=== Required action ===
Write out every line of the data below exactly as given.

** Provided information follows **

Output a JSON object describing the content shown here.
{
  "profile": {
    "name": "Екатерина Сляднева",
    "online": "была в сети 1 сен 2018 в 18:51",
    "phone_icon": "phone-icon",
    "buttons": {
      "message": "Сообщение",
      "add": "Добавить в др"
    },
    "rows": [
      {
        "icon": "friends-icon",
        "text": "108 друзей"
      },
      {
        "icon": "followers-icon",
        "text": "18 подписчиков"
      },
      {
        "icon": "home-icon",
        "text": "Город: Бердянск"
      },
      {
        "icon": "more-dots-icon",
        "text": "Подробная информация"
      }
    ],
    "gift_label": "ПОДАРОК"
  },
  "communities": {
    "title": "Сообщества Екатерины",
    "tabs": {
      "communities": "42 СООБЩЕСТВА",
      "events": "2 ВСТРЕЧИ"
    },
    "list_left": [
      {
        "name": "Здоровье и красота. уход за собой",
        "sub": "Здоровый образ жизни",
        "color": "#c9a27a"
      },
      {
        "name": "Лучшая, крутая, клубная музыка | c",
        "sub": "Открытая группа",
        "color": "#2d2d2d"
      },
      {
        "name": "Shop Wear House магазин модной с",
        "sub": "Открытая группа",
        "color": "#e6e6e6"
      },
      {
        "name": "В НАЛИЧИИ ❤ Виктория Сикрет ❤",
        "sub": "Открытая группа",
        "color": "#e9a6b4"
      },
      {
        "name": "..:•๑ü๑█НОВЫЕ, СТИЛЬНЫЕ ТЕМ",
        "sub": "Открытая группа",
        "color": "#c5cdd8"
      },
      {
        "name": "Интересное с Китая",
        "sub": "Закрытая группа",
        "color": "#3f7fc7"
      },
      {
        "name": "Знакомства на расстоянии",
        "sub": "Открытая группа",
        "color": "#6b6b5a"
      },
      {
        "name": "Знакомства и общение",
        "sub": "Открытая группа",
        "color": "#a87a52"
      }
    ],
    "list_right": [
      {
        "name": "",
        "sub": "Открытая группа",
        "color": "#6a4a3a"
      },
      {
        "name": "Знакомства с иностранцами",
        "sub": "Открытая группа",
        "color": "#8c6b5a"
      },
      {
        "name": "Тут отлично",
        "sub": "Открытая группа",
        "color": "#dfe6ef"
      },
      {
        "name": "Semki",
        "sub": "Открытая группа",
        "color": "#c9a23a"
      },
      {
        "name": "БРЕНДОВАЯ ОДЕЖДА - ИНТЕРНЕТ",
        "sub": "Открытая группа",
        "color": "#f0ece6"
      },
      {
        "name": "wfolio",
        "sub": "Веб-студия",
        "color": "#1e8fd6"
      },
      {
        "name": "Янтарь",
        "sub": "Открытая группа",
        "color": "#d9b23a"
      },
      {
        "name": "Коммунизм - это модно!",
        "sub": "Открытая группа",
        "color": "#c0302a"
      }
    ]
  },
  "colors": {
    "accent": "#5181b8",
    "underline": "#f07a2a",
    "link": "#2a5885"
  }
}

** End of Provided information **

=== Output for this exercise ===
Output a JSON object describing the content shown here.
{
  "profile": {
    "name": "Екатерина Сляднева",
    "online": "была в сети 1 сен 2018 в 18:51",
    "phone_icon": "phone-icon",
    "buttons": {
      "message": "Сообщение",
      "add": "Добавить в др"
    },
    "rows": [
      {
        "icon": "friends-icon",
        "text": "108 друзей"
      },
      {
        "icon": "followers-icon",
        "text": "18 подписчиков"
      },
      {
        "icon": "home-icon",
        "text": "Город: Бердянск"
      },
      {
        "icon": "more-dots-icon",
        "text": "Подробная информация"
      }
    ],
    "gift_label": "ПОДАРОК"
  },
  "communities": {
    "title": "Сообщества Екатерины",
    "tabs": {
      "communities": "42 СООБЩЕСТВА",
      "events": "2 ВСТРЕЧИ"
    },
    "list_left": [
      {
        "name": "Здоровье и красота. уход за собой",
        "sub": "Здоровый образ жизни",
        "color": "#c9a27a"
      },
      {
        "name": "Лучшая, крутая, клубная музыка | c",
        "sub": "Открытая группа",
        "color": "#2d2d2d"
      },
      {
        "name": "Shop Wear House магазин модной с",
        "sub": "Открытая группа",
        "color": "#e6e6e6"
      },
      {
        "name": "В НАЛИЧИИ ❤ Виктория Сикрет ❤",
        "sub": "Открытая группа",
        "color": "#e9a6b4"
      },
      {
        "name": "..:•๑ü๑█НОВЫЕ, СТИЛЬНЫЕ ТЕМ",
        "sub": "Открытая группа",
        "color": "#c5cdd8"
      },
      {
        "name": "Интересное с Китая",
        "sub": "Закрытая группа",
        "color": "#3f7fc7"
      },
      {
        "name": "Знакомства на расстоянии",
        "sub": "Открытая группа",
        "color": "#6b6b5a"
      },
      {
        "name": "Знакомства и общение",
        "sub": "Открытая группа",
        "color": "#a87a52"
      }
    ],
    "list_right": [
      {
        "name": "",
        "sub": "Открытая группа",
        "color": "#6a4a3a"
      },
      {
        "name": "Знакомства с иностранцами",
        "sub": "Открытая группа",
        "color": "#8c6b5a"
      },
      {
        "name": "Тут отлично",
        "sub": "Открытая группа",
        "color": "#dfe6ef"
      },
      {
        "name": "Semki",
        "sub": "Открытая группа",
        "color": "#c9a23a"
      },
      {
        "name": "БРЕНДОВАЯ ОДЕЖДА - ИНТЕРНЕТ",
        "sub": "Открытая группа",
        "color": "#f0ece6"
      },
      {
        "name": "wfolio",
        "sub": "Веб-студия",
        "color": "#1e8fd6"
      },
      {
        "name": "Янтарь",
        "sub": "Открытая группа",
        "color": "#d9b23a"
      },
      {
        "name": "Коммунизм - это модно!",
        "sub": "Открытая группа",
        "color": "#c0302a"
      }
    ]
  },
  "colors": {
    "accent": "#5181b8",
    "underline": "#f07a2a",
    "link": "#2a5885"
  }
}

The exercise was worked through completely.